[Opening Source information section]

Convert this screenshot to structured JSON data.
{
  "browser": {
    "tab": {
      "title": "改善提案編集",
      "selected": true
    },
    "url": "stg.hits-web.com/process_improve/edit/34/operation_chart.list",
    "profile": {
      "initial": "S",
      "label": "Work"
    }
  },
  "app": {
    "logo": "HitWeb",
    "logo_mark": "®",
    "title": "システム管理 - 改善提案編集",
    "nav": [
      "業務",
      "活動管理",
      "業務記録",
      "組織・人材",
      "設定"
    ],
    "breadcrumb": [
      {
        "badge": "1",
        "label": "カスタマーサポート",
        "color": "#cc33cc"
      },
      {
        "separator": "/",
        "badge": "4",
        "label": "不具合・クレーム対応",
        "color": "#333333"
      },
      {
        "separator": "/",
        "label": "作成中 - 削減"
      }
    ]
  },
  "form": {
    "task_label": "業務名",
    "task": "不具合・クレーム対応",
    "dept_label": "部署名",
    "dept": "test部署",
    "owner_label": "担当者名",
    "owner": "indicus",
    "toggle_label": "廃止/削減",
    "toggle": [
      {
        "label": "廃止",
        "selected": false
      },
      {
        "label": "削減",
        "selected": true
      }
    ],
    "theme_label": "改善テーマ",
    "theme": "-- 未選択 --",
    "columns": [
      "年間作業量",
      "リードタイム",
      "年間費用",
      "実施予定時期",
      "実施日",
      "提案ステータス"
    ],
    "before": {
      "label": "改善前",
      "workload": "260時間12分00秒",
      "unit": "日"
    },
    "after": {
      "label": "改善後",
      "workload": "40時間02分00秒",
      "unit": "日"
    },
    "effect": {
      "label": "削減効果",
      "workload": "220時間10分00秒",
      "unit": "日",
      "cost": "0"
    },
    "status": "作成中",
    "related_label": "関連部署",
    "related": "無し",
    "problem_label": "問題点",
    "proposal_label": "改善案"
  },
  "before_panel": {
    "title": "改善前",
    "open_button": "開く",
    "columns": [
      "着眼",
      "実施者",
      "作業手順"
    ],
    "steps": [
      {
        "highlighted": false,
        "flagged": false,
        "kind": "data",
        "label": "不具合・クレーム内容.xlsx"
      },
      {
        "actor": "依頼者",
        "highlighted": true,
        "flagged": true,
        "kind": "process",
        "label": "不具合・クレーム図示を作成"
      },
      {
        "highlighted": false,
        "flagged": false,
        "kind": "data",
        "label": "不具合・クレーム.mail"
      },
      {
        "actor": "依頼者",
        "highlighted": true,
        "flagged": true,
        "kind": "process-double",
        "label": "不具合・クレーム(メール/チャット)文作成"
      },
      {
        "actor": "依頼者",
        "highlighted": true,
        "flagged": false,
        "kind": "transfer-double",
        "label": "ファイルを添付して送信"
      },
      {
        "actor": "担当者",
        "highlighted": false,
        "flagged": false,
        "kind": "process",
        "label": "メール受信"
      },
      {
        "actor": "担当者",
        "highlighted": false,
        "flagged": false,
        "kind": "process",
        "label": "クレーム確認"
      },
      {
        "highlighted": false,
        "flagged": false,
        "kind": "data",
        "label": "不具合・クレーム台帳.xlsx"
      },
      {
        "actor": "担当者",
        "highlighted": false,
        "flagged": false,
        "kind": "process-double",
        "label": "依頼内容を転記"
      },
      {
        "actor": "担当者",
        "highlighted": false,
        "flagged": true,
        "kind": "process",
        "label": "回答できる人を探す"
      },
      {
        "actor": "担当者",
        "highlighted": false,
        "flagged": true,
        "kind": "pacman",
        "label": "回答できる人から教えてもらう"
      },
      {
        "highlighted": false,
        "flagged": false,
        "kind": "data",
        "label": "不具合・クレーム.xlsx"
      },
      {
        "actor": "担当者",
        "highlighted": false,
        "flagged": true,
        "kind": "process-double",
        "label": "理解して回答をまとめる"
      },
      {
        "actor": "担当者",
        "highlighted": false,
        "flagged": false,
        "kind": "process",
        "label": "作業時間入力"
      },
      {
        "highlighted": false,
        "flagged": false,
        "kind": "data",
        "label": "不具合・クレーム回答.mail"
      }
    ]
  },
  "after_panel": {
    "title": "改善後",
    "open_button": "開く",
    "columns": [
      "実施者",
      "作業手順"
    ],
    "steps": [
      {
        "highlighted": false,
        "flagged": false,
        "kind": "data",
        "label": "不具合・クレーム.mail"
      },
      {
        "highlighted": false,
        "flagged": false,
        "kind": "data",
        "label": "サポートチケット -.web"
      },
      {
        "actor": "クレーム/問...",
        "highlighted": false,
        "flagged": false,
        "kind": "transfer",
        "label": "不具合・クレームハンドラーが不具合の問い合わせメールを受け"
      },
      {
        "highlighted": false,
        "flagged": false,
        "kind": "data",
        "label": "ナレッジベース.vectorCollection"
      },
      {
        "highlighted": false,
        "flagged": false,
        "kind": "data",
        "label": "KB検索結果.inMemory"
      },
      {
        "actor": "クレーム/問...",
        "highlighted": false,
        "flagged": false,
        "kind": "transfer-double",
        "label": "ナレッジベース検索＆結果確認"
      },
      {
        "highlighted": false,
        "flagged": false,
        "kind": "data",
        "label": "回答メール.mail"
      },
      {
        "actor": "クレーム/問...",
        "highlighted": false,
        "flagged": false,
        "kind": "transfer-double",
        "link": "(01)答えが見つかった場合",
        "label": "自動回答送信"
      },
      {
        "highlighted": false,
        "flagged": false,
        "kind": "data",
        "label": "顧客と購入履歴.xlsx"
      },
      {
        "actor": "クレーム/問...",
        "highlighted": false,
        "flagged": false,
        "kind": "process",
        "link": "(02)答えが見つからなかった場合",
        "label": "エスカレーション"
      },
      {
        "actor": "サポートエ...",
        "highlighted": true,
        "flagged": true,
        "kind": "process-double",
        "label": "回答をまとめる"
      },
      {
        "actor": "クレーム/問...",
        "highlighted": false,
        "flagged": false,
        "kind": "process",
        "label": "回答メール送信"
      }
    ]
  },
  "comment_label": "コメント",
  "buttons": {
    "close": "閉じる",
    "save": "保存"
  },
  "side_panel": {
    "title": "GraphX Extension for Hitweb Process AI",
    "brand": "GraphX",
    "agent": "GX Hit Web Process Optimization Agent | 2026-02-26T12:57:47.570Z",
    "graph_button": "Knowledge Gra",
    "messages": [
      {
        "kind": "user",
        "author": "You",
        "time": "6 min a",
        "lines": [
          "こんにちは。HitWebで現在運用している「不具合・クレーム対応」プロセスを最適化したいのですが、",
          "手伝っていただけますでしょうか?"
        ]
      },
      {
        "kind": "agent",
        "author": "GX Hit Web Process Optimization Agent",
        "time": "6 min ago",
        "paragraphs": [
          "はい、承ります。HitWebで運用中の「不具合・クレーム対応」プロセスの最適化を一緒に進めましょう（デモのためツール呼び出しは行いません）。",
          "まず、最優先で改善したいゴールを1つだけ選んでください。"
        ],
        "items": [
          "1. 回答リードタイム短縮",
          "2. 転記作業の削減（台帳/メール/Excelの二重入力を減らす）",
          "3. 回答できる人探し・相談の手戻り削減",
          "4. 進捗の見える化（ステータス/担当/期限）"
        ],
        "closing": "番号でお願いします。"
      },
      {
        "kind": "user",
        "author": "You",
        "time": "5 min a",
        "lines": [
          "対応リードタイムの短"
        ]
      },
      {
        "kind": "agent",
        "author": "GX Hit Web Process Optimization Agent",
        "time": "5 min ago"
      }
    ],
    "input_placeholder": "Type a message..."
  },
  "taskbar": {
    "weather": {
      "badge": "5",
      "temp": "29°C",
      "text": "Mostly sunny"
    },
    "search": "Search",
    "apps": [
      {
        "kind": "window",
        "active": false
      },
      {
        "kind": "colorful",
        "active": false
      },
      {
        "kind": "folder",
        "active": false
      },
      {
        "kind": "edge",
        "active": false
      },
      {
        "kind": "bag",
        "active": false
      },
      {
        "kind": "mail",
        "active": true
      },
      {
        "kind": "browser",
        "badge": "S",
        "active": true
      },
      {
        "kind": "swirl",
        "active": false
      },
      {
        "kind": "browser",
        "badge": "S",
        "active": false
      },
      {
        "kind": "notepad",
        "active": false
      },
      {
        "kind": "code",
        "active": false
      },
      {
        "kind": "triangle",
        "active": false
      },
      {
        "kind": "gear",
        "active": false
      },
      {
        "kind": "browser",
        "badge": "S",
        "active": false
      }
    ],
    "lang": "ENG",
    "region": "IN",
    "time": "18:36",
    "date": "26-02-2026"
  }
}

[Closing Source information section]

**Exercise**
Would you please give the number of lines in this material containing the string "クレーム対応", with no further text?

**Output for this task**
4